- What the exercise asks
Check every line of the entries below for "icon", and copy the lines that have it.

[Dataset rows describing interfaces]
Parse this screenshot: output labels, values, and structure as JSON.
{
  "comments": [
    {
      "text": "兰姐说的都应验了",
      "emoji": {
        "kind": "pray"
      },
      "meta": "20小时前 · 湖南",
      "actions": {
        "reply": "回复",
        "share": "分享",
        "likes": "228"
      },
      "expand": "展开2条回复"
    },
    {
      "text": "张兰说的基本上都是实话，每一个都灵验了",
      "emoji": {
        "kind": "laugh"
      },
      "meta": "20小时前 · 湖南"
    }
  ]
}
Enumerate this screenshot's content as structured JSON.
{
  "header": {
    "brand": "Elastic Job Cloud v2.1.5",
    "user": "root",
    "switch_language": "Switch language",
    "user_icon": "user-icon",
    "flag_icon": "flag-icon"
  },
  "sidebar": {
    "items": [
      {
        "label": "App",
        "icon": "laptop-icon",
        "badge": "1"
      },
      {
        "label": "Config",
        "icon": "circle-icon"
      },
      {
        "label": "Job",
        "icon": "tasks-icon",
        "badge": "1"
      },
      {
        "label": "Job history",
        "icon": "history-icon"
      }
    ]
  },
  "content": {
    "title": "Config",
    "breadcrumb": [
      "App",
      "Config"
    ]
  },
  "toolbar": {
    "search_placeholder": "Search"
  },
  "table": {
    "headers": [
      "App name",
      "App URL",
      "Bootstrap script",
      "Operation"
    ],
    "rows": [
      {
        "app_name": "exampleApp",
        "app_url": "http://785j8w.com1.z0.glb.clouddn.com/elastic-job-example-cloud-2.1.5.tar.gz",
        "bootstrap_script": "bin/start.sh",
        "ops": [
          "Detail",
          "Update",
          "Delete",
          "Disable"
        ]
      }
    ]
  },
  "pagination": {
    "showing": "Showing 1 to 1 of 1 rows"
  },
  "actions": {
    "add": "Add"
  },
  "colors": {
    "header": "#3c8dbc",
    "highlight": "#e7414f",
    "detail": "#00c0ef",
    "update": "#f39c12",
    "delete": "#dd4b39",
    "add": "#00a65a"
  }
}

- Task result
    "user_icon": "user-icon",
    "flag_icon": "flag-icon"
        "icon": "laptop-icon",
        "icon": "circle-icon"
        "icon": "tasks-icon",
        "icon": "history-icon"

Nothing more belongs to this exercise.